Wherever "image" occurs in the entries, copy the line that holds it.
=== Supplied data ===
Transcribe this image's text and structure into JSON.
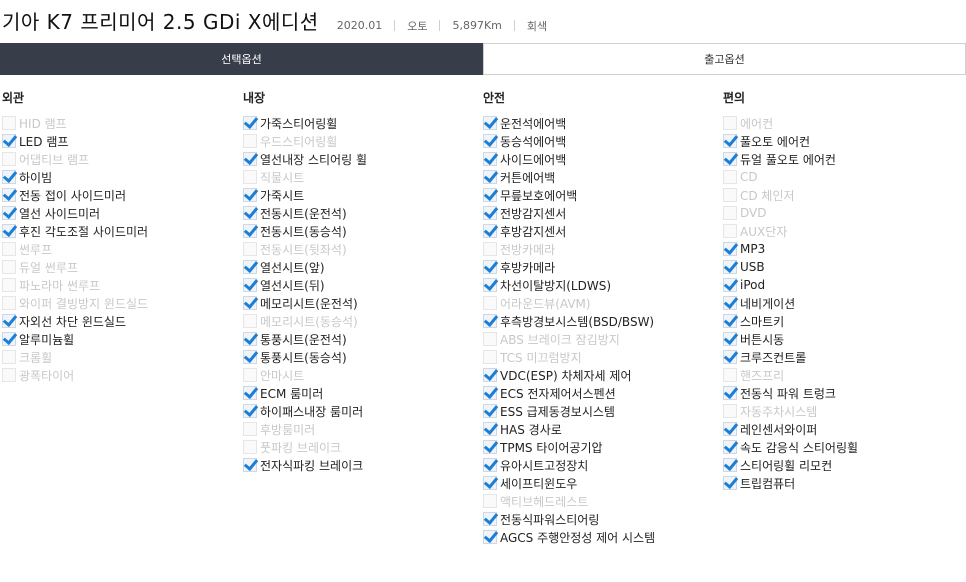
{
  "header": {
    "title": "기아 K7 프리미어 2.5 GDi X에디션",
    "year": "2020.01",
    "transmission": "오토",
    "mileage": "5,897Km",
    "color": "회색"
  },
  "tabs": [
    {
      "label": "선택옵션",
      "active": true
    },
    {
      "label": "출고옵션",
      "active": false
    }
  ],
  "columns": [
    {
      "title": "외관",
      "items": [
        {
          "label": "HID 램프",
          "checked": false
        },
        {
          "label": "LED 램프",
          "checked": true
        },
        {
          "label": "어댑티브 램프",
          "checked": false
        },
        {
          "label": "하이빔",
          "checked": true
        },
        {
          "label": "전동 접이 사이드미러",
          "checked": true
        },
        {
          "label": "열선 사이드미러",
          "checked": true
        },
        {
          "label": "후진 각도조절 사이드미러",
          "checked": true
        },
        {
          "label": "썬루프",
          "checked": false
        },
        {
          "label": "듀얼 썬루프",
          "checked": false
        },
        {
          "label": "파노라마 썬루프",
          "checked": false
        },
        {
          "label": "와이퍼 결빙방지 윈드실드",
          "checked": false
        },
        {
          "label": "자외선 차단 윈드실드",
          "checked": true
        },
        {
          "label": "알루미늄휠",
          "checked": true
        },
        {
          "label": "크롬휠",
          "checked": false
        },
        {
          "label": "광폭타이어",
          "checked": false
        }
      ]
    },
    {
      "title": "내장",
      "items": [
        {
          "label": "가죽스티어링휠",
          "checked": true
        },
        {
          "label": "우드스티어링휠",
          "checked": false
        },
        {
          "label": "열선내장 스티어링 휠",
          "checked": true
        },
        {
          "label": "직물시트",
          "checked": false
        },
        {
          "label": "가죽시트",
          "checked": true
        },
        {
          "label": "전동시트(운전석)",
          "checked": true
        },
        {
          "label": "전동시트(동승석)",
          "checked": true
        },
        {
          "label": "전동시트(뒷좌석)",
          "checked": false
        },
        {
          "label": "열선시트(앞)",
          "checked": true
        },
        {
          "label": "열선시트(뒤)",
          "checked": true
        },
        {
          "label": "메모리시트(운전석)",
          "checked": true
        },
        {
          "label": "메모리시트(동승석)",
          "checked": false
        },
        {
          "label": "통풍시트(운전석)",
          "checked": true
        },
        {
          "label": "통풍시트(동승석)",
          "checked": true
        },
        {
          "label": "안마시트",
          "checked": false
        },
        {
          "label": "ECM 룸미러",
          "checked": true
        },
        {
          "label": "하이패스내장 룸미러",
          "checked": true
        },
        {
          "label": "후방룸미러",
          "checked": false
        },
        {
          "label": "풋파킹 브레이크",
          "checked": false
        },
        {
          "label": "전자식파킹 브레이크",
          "checked": true
        }
      ]
    },
    {
      "title": "안전",
      "items": [
        {
          "label": "운전석에어백",
          "checked": true
        },
        {
          "label": "동승석에어백",
          "checked": true
        },
        {
          "label": "사이드에어백",
          "checked": true
        },
        {
          "label": "커튼에어백",
          "checked": true
        },
        {
          "label": "무릎보호에어백",
          "checked": true
        },
        {
          "label": "전방감지센서",
          "checked": true
        },
        {
          "label": "후방감지센서",
          "checked": true
        },
        {
          "label": "전방카메라",
          "checked": false
        },
        {
          "label": "후방카메라",
          "checked": true
        },
        {
          "label": "차선이탈방지(LDWS)",
          "checked": true
        },
        {
          "label": "어라운드뷰(AVM)",
          "checked": false
        },
        {
          "label": "후측방경보시스템(BSD/BSW)",
          "checked": true
        },
        {
          "label": "ABS 브레이크 잠김방지",
          "checked": false
        },
        {
          "label": "TCS 미끄럼방지",
          "checked": false
        },
        {
          "label": "VDC(ESP) 차체자세 제어",
          "checked": true
        },
        {
          "label": "ECS 전자제어서스펜션",
          "checked": true
        },
        {
          "label": "ESS 급제동경보시스템",
          "checked": true
        },
        {
          "label": "HAS 경사로",
          "checked": true
        },
        {
          "label": "TPMS 타이어공기압",
          "checked": true
        },
        {
          "label": "유아시트고정장치",
          "checked": true
        },
        {
          "label": "세이프티윈도우",
          "checked": true
        },
        {
          "label": "액티브헤드레스트",
          "checked": false
        },
        {
          "label": "전동식파워스티어링",
          "checked": true
        },
        {
          "label": "AGCS 주행안정성 제어 시스템",
          "checked": true
        }
      ]
    },
    {
      "title": "편의",
      "items": [
        {
          "label": "에어컨",
          "checked": false
        },
        {
          "label": "풀오토 에어컨",
          "checked": true
        },
        {
          "label": "듀얼 풀오토 에어컨",
          "checked": true
        },
        {
          "label": "CD",
          "checked": false
        },
        {
          "label": "CD 체인저",
          "checked": false
        },
        {
          "label": "DVD",
          "checked": false
        },
        {
          "label": "AUX단자",
          "checked": false
        },
        {
          "label": "MP3",
          "checked": true
        },
        {
          "label": "USB",
          "checked": true
        },
        {
          "label": "iPod",
          "checked": true
        },
        {
          "label": "네비게이션",
          "checked": true
        },
        {
          "label": "스마트키",
          "checked": true
        },
        {
          "label": "버튼시동",
          "checked": true
        },
        {
          "label": "크루즈컨트롤",
          "checked": true
        },
        {
          "label": "핸즈프리",
          "checked": false
        },
        {
          "label": "전동식 파워 트렁크",
          "checked": true
        },
        {
          "label": "자동주차시스템",
          "checked": false
        },
        {
          "label": "레인센서와이퍼",
          "checked": true
        },
        {
          "label": "속도 감응식 스티어링휠",
          "checked": true
        },
        {
          "label": "스티어링휠 리모컨",
          "checked": true
        },
        {
          "label": "트립컴퓨터",
          "checked": true
        }
      ]
    }
  ]
}
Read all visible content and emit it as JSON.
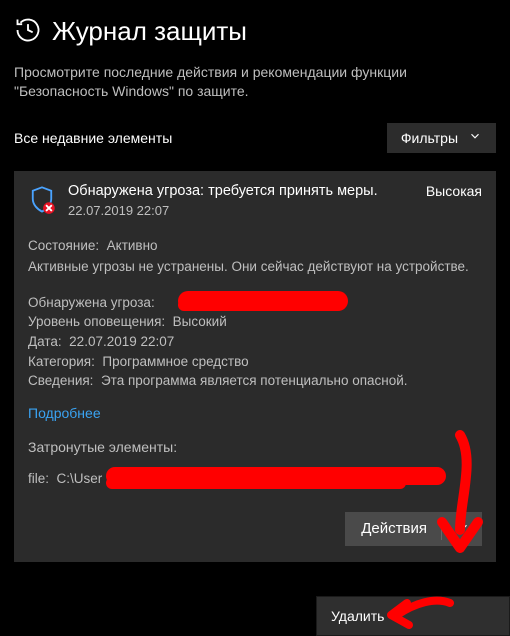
{
  "header": {
    "title": "Журнал защиты",
    "subtitle": "Просмотрите последние действия и рекомендации функции \"Безопасность Windows\" по защите."
  },
  "toolbar": {
    "recent_label": "Все недавние элементы",
    "filters_label": "Фильтры"
  },
  "threat": {
    "title": "Обнаружена угроза: требуется принять меры.",
    "timestamp": "22.07.2019 22:07",
    "severity": "Высокая",
    "status_label": "Состояние:",
    "status_value": "Активно",
    "status_desc": "Активные угрозы не устранены. Они сейчас действуют на устройстве.",
    "detected_label": "Обнаружена угроза:",
    "detected_value": "",
    "alert_level_label": "Уровень оповещения:",
    "alert_level_value": "Высокий",
    "date_label": "Дата:",
    "date_value": "22.07.2019 22:07",
    "category_label": "Категория:",
    "category_value": "Программное средство",
    "info_label": "Сведения:",
    "info_value": "Эта программа является потенциально опасной.",
    "more_label": "Подробнее",
    "affected_label": "Затронутые элементы:",
    "file_label": "file:",
    "file_value": "C:\\User",
    "actions_label": "Действия"
  },
  "menu": {
    "delete_label": "Удалить"
  }
}
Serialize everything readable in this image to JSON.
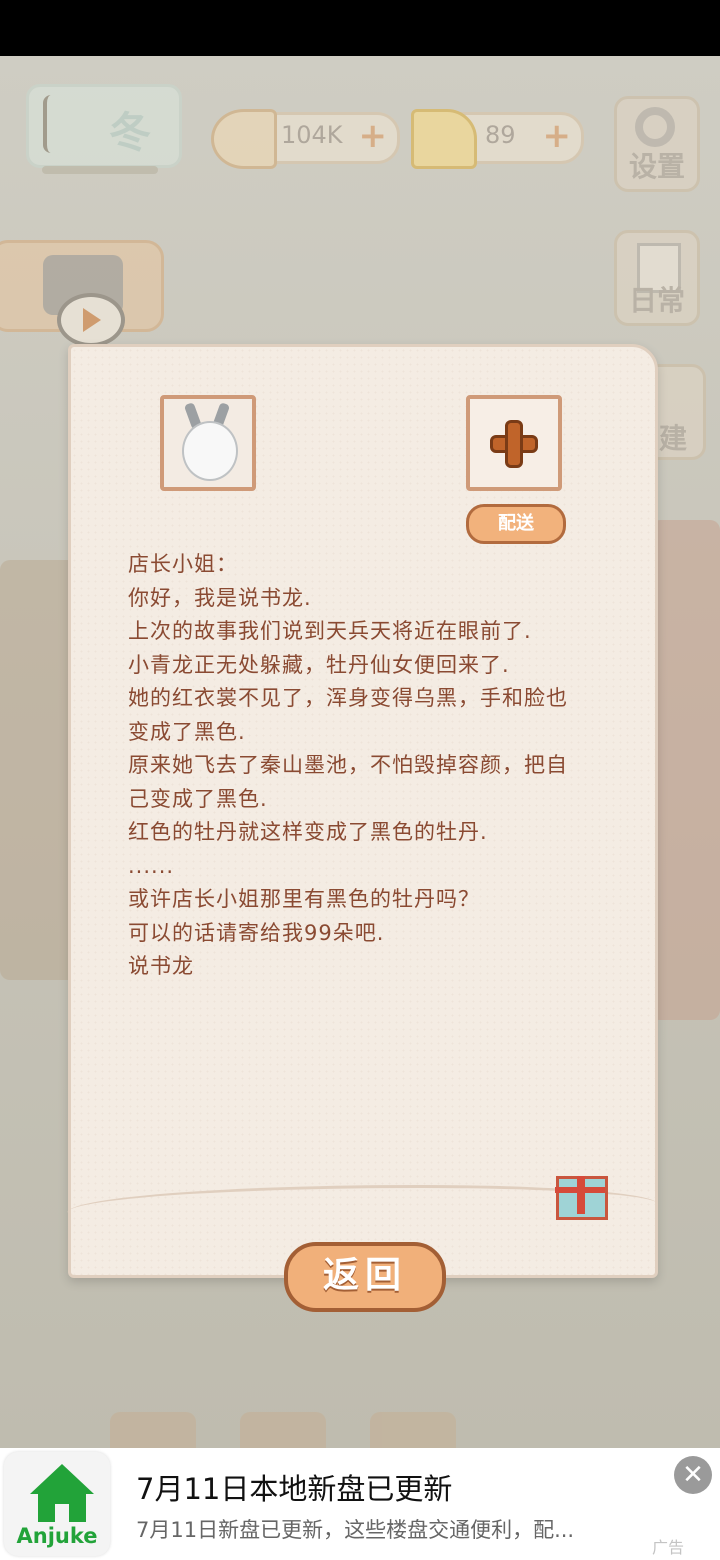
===
• **Your solution**:
Transcribe this image's text and structure into JSON.
Serialize everything readable in this image to JSON.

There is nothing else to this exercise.